§ **MATERIAL FOR THIS EXERCISE**
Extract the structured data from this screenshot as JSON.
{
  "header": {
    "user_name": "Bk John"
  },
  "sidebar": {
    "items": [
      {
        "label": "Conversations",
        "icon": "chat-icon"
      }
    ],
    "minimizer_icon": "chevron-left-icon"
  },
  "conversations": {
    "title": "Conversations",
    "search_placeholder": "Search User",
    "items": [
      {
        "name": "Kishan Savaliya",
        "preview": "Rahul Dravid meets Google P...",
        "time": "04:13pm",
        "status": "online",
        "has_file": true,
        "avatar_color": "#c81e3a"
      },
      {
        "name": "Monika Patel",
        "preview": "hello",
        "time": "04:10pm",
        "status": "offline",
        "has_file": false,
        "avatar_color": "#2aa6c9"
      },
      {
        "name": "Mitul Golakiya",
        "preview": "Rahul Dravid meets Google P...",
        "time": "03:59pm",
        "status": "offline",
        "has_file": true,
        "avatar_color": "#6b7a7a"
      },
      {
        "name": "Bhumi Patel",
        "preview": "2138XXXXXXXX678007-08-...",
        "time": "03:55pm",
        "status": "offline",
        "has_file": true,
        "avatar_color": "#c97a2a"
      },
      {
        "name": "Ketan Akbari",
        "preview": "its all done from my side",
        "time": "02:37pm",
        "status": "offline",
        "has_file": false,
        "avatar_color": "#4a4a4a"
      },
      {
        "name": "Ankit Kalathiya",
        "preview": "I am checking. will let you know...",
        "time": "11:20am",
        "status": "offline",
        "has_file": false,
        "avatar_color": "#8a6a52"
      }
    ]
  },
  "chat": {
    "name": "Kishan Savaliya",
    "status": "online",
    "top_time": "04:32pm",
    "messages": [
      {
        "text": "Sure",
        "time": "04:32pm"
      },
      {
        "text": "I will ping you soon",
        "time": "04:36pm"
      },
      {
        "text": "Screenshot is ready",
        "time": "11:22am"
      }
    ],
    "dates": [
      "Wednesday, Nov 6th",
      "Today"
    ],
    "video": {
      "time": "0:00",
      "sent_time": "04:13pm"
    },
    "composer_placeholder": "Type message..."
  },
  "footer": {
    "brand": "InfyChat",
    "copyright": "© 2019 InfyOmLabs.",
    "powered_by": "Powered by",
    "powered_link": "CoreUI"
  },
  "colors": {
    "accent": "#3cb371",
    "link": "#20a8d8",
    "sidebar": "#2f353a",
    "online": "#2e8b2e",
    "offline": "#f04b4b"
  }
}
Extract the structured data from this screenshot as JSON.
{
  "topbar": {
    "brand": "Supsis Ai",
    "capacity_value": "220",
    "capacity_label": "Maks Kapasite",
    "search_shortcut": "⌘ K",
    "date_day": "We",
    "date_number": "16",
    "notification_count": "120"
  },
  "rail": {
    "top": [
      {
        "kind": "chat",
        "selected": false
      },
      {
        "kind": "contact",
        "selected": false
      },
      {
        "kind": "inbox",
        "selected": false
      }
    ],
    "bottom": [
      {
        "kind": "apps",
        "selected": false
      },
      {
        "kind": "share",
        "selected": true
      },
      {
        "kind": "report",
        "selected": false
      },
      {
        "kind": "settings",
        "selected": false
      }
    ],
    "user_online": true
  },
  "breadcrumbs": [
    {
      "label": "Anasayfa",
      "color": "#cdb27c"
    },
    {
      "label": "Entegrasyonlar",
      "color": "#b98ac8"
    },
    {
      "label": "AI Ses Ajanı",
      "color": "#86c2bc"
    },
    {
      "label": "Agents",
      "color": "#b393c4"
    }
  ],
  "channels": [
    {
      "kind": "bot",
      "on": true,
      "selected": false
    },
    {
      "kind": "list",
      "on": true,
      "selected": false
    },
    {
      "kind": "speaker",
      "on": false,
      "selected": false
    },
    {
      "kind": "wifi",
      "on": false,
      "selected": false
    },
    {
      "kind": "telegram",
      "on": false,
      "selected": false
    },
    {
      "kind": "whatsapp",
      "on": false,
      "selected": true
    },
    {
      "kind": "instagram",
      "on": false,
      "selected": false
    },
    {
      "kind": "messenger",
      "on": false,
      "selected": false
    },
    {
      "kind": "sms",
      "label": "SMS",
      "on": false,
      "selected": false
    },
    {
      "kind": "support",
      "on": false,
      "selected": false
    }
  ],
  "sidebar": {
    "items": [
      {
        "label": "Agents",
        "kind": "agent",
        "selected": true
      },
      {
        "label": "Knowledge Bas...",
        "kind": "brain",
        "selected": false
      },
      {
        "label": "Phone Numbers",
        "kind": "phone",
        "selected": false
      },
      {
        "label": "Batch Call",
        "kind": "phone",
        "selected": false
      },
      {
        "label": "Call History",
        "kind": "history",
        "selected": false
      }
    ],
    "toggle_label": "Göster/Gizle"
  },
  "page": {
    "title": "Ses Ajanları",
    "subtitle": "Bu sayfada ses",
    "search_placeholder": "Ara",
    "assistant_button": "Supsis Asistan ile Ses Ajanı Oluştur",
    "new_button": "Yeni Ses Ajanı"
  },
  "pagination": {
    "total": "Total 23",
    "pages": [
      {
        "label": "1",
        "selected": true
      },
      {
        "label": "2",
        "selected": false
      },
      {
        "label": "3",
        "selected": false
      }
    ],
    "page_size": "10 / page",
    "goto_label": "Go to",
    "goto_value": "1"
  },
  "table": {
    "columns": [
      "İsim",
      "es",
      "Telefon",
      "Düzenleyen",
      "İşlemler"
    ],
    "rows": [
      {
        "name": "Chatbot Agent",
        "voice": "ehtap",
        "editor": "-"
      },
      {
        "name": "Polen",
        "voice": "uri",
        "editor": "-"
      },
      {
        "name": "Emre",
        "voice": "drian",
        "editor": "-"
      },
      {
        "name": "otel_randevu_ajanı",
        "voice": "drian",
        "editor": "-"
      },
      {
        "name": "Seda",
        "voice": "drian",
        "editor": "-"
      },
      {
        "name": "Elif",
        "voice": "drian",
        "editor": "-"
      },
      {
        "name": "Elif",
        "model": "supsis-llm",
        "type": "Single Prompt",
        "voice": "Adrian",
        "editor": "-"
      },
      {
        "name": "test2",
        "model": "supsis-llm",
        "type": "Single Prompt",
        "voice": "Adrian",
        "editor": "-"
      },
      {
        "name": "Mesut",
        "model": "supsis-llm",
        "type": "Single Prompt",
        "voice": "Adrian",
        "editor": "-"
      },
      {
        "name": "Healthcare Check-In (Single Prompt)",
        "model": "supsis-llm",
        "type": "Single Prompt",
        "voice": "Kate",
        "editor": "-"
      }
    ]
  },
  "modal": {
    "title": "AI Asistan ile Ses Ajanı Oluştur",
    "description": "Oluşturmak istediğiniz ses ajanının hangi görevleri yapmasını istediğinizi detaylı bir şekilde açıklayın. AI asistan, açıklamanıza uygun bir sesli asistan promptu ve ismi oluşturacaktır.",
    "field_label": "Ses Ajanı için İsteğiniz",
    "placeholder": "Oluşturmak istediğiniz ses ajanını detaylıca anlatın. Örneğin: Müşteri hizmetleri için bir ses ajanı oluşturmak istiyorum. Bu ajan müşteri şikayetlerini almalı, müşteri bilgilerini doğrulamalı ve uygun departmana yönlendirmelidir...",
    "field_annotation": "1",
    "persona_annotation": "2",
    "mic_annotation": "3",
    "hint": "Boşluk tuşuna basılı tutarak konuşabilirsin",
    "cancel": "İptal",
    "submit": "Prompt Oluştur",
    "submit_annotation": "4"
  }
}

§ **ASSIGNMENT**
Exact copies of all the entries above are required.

§ **REPLY**
Extract the structured data from this screenshot as JSON.
{
  "header": {
    "user_name": "Bk John"
  },
  "sidebar": {
    "items": [
      {
        "label": "Conversations",
        "icon": "chat-icon"
      }
    ],
    "minimizer_icon": "chevron-left-icon"
  },
  "conversations": {
    "title": "Conversations",
    "search_placeholder": "Search User",
    "items": [
      {
        "name": "Kishan Savaliya",
        "preview": "Rahul Dravid meets Google P...",
        "time": "04:13pm",
        "status": "online",
        "has_file": true,
        "avatar_color": "#c81e3a"
      },
      {
        "name": "Monika Patel",
        "preview": "hello",
        "time": "04:10pm",
        "status": "offline",
        "has_file": false,
        "avatar_color": "#2aa6c9"
      },
      {
        "name": "Mitul Golakiya",
        "preview": "Rahul Dravid meets Google P...",
        "time": "03:59pm",
        "status": "offline",
        "has_file": true,
        "avatar_color": "#6b7a7a"
      },
      {
        "name": "Bhumi Patel",
        "preview": "2138XXXXXXXX678007-08-...",
        "time": "03:55pm",
        "status": "offline",
        "has_file": true,
        "avatar_color": "#c97a2a"
      },
      {
        "name": "Ketan Akbari",
        "preview": "its all done from my side",
        "time": "02:37pm",
        "status": "offline",
        "has_file": false,
        "avatar_color": "#4a4a4a"
      },
      {
        "name": "Ankit Kalathiya",
        "preview": "I am checking. will let you know...",
        "time": "11:20am",
        "status": "offline",
        "has_file": false,
        "avatar_color": "#8a6a52"
      }
    ]
  },
  "chat": {
    "name": "Kishan Savaliya",
    "status": "online",
    "top_time": "04:32pm",
    "messages": [
      {
        "text": "Sure",
        "time": "04:32pm"
      },
      {
        "text": "I will ping you soon",
        "time": "04:36pm"
      },
      {
        "text": "Screenshot is ready",
        "time": "11:22am"
      }
    ],
    "dates": [
      "Wednesday, Nov 6th",
      "Today"
    ],
    "video": {
      "time": "0:00",
      "sent_time": "04:13pm"
    },
    "composer_placeholder": "Type message..."
  },
  "footer": {
    "brand": "InfyChat",
    "copyright": "© 2019 InfyOmLabs.",
    "powered_by": "Powered by",
    "powered_link": "CoreUI"
  },
  "colors": {
    "accent": "#3cb371",
    "link": "#20a8d8",
    "sidebar": "#2f353a",
    "online": "#2e8b2e",
    "offline": "#f04b4b"
  }
}
Extract the structured data from this screenshot as JSON.
{
  "topbar": {
    "brand": "Supsis Ai",
    "capacity_value": "220",
    "capacity_label": "Maks Kapasite",
    "search_shortcut": "⌘ K",
    "date_day": "We",
    "date_number": "16",
    "notification_count": "120"
  },
  "rail": {
    "top": [
      {
        "kind": "chat",
        "selected": false
      },
      {
        "kind": "contact",
        "selected": false
      },
      {
        "kind": "inbox",
        "selected": false
      }
    ],
    "bottom": [
      {
        "kind": "apps",
        "selected": false
      },
      {
        "kind": "share",
        "selected": true
      },
      {
        "kind": "report",
        "selected": false
      },
      {
        "kind": "settings",
        "selected": false
      }
    ],
    "user_online": true
  },
  "breadcrumbs": [
    {
      "label": "Anasayfa",
      "color": "#cdb27c"
    },
    {
      "label": "Entegrasyonlar",
      "color": "#b98ac8"
    },
    {
      "label": "AI Ses Ajanı",
      "color": "#86c2bc"
    },
    {
      "label": "Agents",
      "color": "#b393c4"
    }
  ],
  "channels": [
    {
      "kind": "bot",
      "on": true,
      "selected": false
    },
    {
      "kind": "list",
      "on": true,
      "selected": false
    },
    {
      "kind": "speaker",
      "on": false,
      "selected": false
    },
    {
      "kind": "wifi",
      "on": false,
      "selected": false
    },
    {
      "kind": "telegram",
      "on": false,
      "selected": false
    },
    {
      "kind": "whatsapp",
      "on": false,
      "selected": true
    },
    {
      "kind": "instagram",
      "on": false,
      "selected": false
    },
    {
      "kind": "messenger",
      "on": false,
      "selected": false
    },
    {
      "kind": "sms",
      "label": "SMS",
      "on": false,
      "selected": false
    },
    {
      "kind": "support",
      "on": false,
      "selected": false
    }
  ],
  "sidebar": {
    "items": [
      {
        "label": "Agents",
        "kind": "agent",
        "selected": true
      },
      {
        "label": "Knowledge Bas...",
        "kind": "brain",
        "selected": false
      },
      {
        "label": "Phone Numbers",
        "kind": "phone",
        "selected": false
      },
      {
        "label": "Batch Call",
        "kind": "phone",
        "selected": false
      },
      {
        "label": "Call History",
        "kind": "history",
        "selected": false
      }
    ],
    "toggle_label": "Göster/Gizle"
  },
  "page": {
    "title": "Ses Ajanları",
    "subtitle": "Bu sayfada ses",
    "search_placeholder": "Ara",
    "assistant_button": "Supsis Asistan ile Ses Ajanı Oluştur",
    "new_button": "Yeni Ses Ajanı"
  },
  "pagination": {
    "total": "Total 23",
    "pages": [
      {
        "label": "1",
        "selected": true
      },
      {
        "label": "2",
        "selected": false
      },
      {
        "label": "3",
        "selected": false
      }
    ],
    "page_size": "10 / page",
    "goto_label": "Go to",
    "goto_value": "1"
  },
  "table": {
    "columns": [
      "İsim",
      "es",
      "Telefon",
      "Düzenleyen",
      "İşlemler"
    ],
    "rows": [
      {
        "name": "Chatbot Agent",
        "voice": "ehtap",
        "editor": "-"
      },
      {
        "name": "Polen",
        "voice": "uri",
        "editor": "-"
      },
      {
        "name": "Emre",
        "voice": "drian",
        "editor": "-"
      },
      {
        "name": "otel_randevu_ajanı",
        "voice": "drian",
        "editor": "-"
      },
      {
        "name": "Seda",
        "voice": "drian",
        "editor": "-"
      },
      {
        "name": "Elif",
        "voice": "drian",
        "editor": "-"
      },
      {
        "name": "Elif",
        "model": "supsis-llm",
        "type": "Single Prompt",
        "voice": "Adrian",
        "editor": "-"
      },
      {
        "name": "test2",
        "model": "supsis-llm",
        "type": "Single Prompt",
        "voice": "Adrian",
        "editor": "-"
      },
      {
        "name": "Mesut",
        "model": "supsis-llm",
        "type": "Single Prompt",
        "voice": "Adrian",
        "editor": "-"
      },
      {
        "name": "Healthcare Check-In (Single Prompt)",
        "model": "supsis-llm",
        "type": "Single Prompt",
        "voice": "Kate",
        "editor": "-"
      }
    ]
  },
  "modal": {
    "title": "AI Asistan ile Ses Ajanı Oluştur",
    "description": "Oluşturmak istediğiniz ses ajanının hangi görevleri yapmasını istediğinizi detaylı bir şekilde açıklayın. AI asistan, açıklamanıza uygun bir sesli asistan promptu ve ismi oluşturacaktır.",
    "field_label": "Ses Ajanı için İsteğiniz",
    "placeholder": "Oluşturmak istediğiniz ses ajanını detaylıca anlatın. Örneğin: Müşteri hizmetleri için bir ses ajanı oluşturmak istiyorum. Bu ajan müşteri şikayetlerini almalı, müşteri bilgilerini doğrulamalı ve uygun departmana yönlendirmelidir...",
    "field_annotation": "1",
    "persona_annotation": "2",
    "mic_annotation": "3",
    "hint": "Boşluk tuşuna basılı tutarak konuşabilirsin",
    "cancel": "İptal",
    "submit": "Prompt Oluştur",
    "submit_annotation": "4"
  }
}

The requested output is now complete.